### TASK TO COMPLETE
Lines with the word "mechanisms" are the ones wanted. Copy each of them from the entries below.

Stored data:
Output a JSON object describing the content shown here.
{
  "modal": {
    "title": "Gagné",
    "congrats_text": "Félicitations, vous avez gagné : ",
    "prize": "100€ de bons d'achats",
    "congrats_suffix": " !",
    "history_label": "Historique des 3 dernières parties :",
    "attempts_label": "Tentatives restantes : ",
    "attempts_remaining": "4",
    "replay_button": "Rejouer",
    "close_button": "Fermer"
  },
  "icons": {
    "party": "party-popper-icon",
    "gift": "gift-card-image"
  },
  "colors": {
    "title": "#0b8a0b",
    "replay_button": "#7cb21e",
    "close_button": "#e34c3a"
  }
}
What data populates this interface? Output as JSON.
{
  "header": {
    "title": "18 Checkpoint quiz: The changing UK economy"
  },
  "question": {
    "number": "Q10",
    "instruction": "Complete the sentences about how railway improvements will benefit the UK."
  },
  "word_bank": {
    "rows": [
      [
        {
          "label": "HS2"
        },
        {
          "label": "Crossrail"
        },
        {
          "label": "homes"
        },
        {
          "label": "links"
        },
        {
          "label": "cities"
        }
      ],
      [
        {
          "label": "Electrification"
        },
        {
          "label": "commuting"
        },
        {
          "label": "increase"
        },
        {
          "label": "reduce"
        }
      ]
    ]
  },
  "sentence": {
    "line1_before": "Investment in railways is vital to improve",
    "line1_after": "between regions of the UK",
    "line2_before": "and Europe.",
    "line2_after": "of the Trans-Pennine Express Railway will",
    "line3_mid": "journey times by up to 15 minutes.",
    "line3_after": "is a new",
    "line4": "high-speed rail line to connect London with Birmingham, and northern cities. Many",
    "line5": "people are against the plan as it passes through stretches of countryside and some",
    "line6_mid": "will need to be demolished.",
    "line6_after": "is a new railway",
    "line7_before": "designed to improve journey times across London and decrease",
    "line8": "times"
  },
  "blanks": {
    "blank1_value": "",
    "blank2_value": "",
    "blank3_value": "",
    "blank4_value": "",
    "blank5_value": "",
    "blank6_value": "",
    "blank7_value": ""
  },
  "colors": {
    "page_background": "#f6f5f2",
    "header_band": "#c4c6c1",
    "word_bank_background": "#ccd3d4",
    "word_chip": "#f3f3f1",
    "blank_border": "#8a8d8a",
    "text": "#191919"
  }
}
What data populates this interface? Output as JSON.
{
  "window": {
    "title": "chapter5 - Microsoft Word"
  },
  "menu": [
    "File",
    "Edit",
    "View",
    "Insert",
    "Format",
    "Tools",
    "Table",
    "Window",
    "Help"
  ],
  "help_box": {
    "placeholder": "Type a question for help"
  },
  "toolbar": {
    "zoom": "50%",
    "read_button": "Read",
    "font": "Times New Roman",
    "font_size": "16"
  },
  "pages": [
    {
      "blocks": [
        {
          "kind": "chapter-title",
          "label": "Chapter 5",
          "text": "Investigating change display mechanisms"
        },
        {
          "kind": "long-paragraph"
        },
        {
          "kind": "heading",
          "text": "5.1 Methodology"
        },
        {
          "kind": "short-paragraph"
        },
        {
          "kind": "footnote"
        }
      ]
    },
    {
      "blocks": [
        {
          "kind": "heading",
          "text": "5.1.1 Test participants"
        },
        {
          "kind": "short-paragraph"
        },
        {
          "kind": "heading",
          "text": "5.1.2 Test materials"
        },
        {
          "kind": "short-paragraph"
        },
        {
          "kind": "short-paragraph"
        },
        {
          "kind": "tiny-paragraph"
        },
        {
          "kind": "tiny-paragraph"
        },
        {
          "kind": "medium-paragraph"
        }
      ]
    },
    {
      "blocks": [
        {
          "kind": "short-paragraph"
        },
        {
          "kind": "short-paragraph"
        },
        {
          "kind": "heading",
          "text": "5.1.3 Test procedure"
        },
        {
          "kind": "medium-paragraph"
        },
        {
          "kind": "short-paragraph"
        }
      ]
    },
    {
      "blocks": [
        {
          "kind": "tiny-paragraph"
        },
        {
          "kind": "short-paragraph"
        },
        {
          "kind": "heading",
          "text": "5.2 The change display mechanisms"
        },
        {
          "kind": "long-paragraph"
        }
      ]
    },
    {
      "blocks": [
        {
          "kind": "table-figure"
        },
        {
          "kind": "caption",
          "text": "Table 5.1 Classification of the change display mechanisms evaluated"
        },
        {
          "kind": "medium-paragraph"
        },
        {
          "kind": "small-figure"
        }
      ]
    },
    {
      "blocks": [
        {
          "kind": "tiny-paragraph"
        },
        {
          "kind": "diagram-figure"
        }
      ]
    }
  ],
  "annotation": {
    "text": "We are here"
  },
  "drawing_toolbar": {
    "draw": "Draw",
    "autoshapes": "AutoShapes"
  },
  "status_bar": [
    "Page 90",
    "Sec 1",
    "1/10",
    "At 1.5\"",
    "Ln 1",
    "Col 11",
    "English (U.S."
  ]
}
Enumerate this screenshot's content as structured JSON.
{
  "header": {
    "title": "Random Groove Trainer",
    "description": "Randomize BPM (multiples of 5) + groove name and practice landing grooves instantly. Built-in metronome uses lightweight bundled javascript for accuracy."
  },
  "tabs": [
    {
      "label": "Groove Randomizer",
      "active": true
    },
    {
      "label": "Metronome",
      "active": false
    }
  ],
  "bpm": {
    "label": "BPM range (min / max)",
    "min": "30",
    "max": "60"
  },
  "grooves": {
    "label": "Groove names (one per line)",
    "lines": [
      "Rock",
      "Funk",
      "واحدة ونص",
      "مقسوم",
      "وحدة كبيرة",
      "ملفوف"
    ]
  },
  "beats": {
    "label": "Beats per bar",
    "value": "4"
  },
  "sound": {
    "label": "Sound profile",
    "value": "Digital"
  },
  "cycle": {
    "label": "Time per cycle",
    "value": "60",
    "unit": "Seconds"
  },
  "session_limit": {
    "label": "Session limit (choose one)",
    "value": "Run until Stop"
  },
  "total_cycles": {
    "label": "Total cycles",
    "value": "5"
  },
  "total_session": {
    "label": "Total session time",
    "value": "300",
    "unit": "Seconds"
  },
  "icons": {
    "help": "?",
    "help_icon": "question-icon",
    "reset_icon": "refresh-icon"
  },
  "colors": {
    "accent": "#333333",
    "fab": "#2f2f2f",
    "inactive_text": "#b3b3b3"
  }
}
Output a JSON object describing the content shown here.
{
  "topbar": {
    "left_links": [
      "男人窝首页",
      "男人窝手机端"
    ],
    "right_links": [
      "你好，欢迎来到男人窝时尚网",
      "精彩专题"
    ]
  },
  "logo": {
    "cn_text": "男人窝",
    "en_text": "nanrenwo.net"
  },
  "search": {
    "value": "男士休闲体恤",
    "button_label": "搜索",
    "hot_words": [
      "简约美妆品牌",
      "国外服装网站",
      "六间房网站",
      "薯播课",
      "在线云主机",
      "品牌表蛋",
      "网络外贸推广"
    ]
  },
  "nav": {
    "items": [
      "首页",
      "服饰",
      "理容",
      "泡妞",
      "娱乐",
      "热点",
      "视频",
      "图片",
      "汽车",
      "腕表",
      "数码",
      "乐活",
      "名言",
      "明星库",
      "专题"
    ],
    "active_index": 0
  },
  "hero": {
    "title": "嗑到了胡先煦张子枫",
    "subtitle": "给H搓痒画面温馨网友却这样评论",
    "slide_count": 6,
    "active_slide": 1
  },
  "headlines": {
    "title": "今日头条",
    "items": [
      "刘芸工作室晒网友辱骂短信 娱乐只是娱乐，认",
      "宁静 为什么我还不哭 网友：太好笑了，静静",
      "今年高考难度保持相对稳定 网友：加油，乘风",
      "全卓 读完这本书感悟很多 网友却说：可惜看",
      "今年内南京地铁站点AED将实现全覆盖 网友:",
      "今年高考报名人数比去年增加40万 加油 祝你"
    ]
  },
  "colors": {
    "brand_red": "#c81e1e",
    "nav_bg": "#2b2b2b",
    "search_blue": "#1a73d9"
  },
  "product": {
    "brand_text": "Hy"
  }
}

### OUTPUT
          "text": "Investigating change display mechanisms"
          "text": "5.2 The change display mechanisms"
          "text": "Table 5.1 Classification of the change display mechanisms evaluated"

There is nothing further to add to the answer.